a.k.a. “works on my machine” or “works in my world”
Developers declare function after function ‘ready’ and the customer still complains that “nothing ever gets ready” – unhappiness ensues.
This little exchange really happened…
Consultant: “Has the issue #whatever been resolved?”
Tester (customer): “Oh yes, that was the one where we couldn’t do #some_important_thing”
Developer (supplier): “That’s been handled for ages – you can do #that_important_thing”
Product manager (customer): “No, I still can’t do #that_important_thing”
Manager (supplier): “It is possible to do #that_important_thing”
Tester (customer): “I wanted to try it this morning and it is still not possible to do #that_important_thing“
Developer (supplier): “I am sure! I have implemented that. You definitely CAN DO #that_important_thing”(in an aggravated tone)
[one or two more circles like that, voices getting louder]
Consultant: “Dear Tester: _In what way_ couldn’t you do #that_important_thing?”
Tester: “I don’t see any menu entry related to #that_important_thing in my main screen!”
Developer: “Oh – you’re trying to do it with your own account! That won’t work of course …”
Tester: “There is another account?!? What’s the name? Where is it mentioned?”
Developer: “Oups … we might have to work this out a little more …”
And thus both the developer and the tester learned something new about the system and its interaction with the world.
The parties clearly communicate on different levels of abstraction – while the developer was referring to the theoretical capabilities of the system the tester was taking about the things he actually was able to do with the system at that point in time.
Abstraction differences like this oftentimes can take days or weeks to become visible, especially if the parties involved communicate intermittently and use media like e-mail or a ticketing-system for their conversations.

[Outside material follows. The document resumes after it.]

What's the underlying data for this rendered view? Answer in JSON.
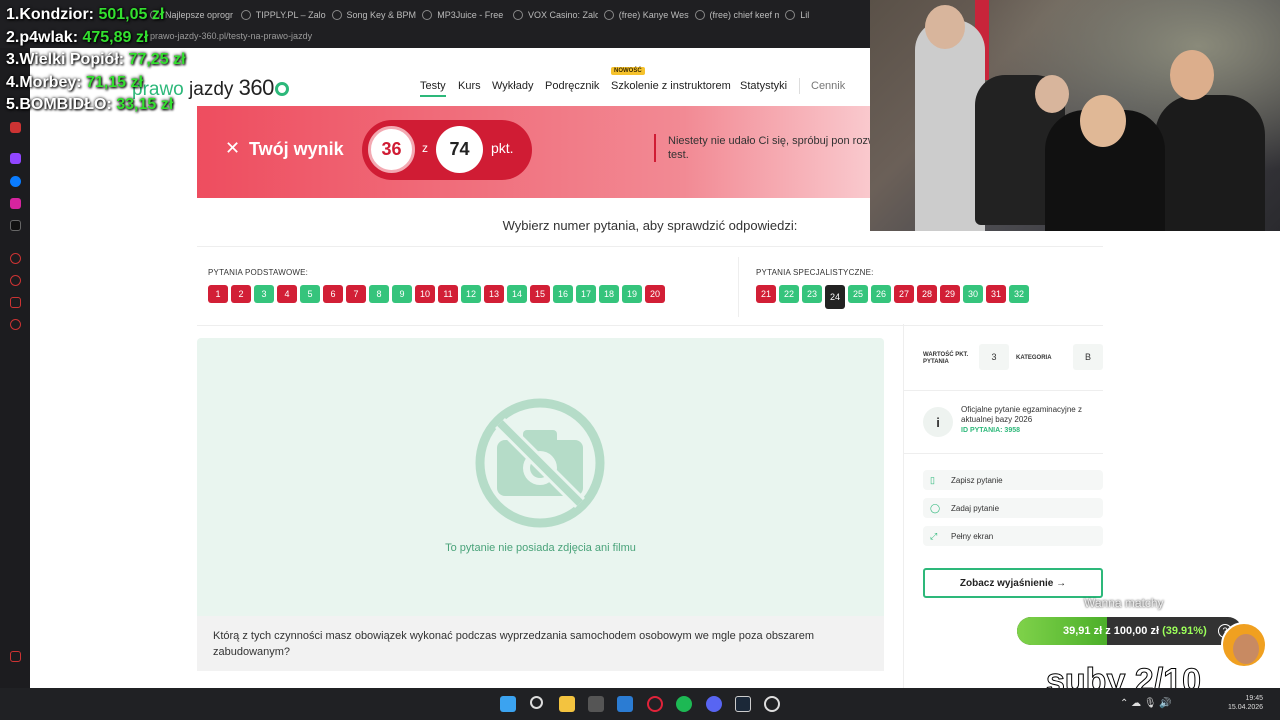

Go to the real enduser (or as close to the real enduser as possible) and watch her using the newly added system-capability.

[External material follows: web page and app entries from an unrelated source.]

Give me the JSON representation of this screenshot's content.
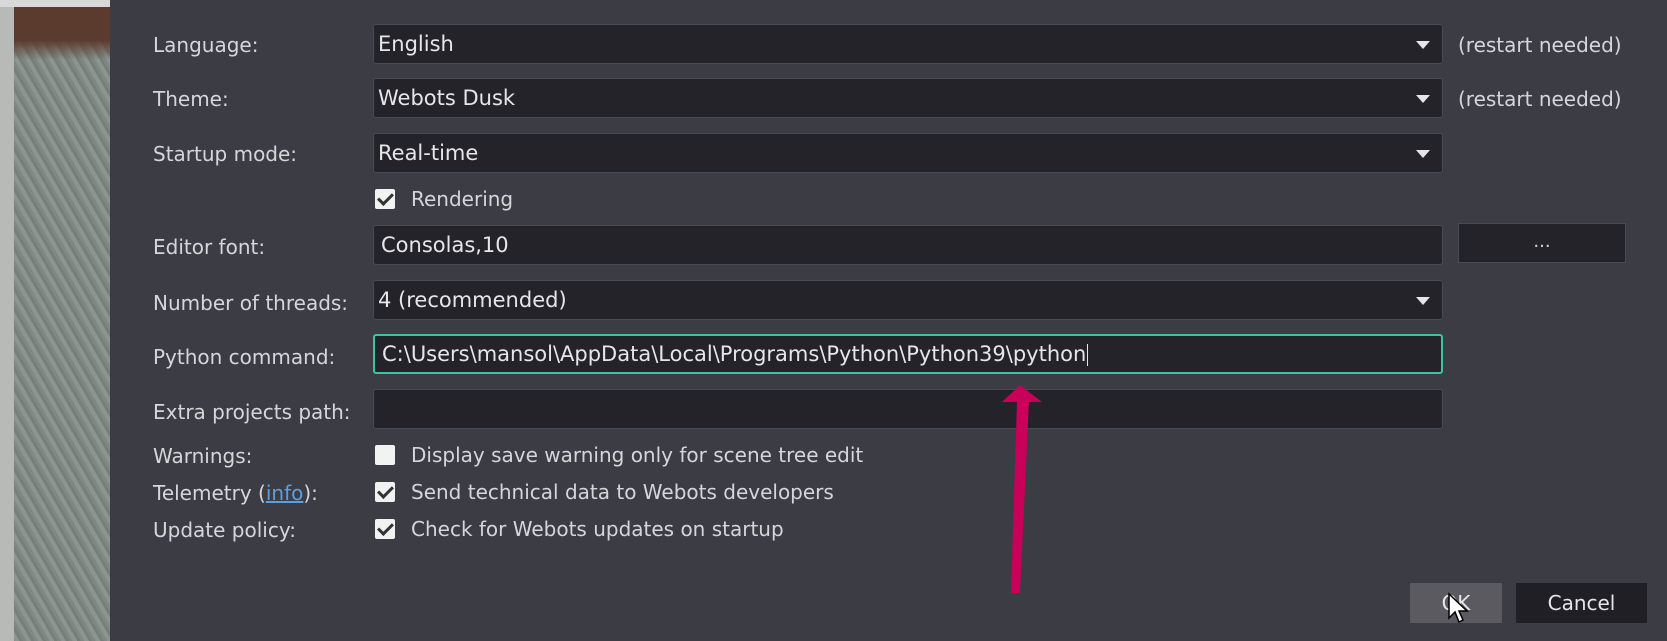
{
  "labels": {
    "language": "Language:",
    "theme": "Theme:",
    "startup_mode": "Startup mode:",
    "editor_font": "Editor font:",
    "threads": "Number of threads:",
    "python_command": "Python command:",
    "extra_projects_path": "Extra projects path:",
    "warnings": "Warnings:",
    "telemetry_prefix": "Telemetry (",
    "telemetry_link": "info",
    "telemetry_suffix": "):",
    "update_policy": "Update policy:"
  },
  "fields": {
    "language": "English",
    "theme": "Webots Dusk",
    "startup_mode": "Real-time",
    "editor_font": "Consolas,10",
    "threads": "4 (recommended)",
    "python_command": "C:\\Users\\mansol\\AppData\\Local\\Programs\\Python\\Python39\\python",
    "extra_projects_path": ""
  },
  "notes": {
    "language": "(restart needed)",
    "theme": "(restart needed)"
  },
  "checkboxes": {
    "rendering": {
      "label": "Rendering",
      "checked": true
    },
    "warnings": {
      "label": "Display save warning only for scene tree edit",
      "checked": false
    },
    "telemetry": {
      "label": "Send technical data to Webots developers",
      "checked": true
    },
    "updates": {
      "label": "Check for Webots updates on startup",
      "checked": true
    }
  },
  "buttons": {
    "font_picker": "...",
    "ok": "OK",
    "cancel": "Cancel"
  },
  "colors": {
    "focus_border": "#38c4a3",
    "annotation_arrow": "#c8005a",
    "link": "#5a9fe0"
  }
}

Related lean/TPS concepts
Related values from the Agile Manifesto
Customer collaboration over contract negotiation
Responding to change over following a plan
Related Scrum Values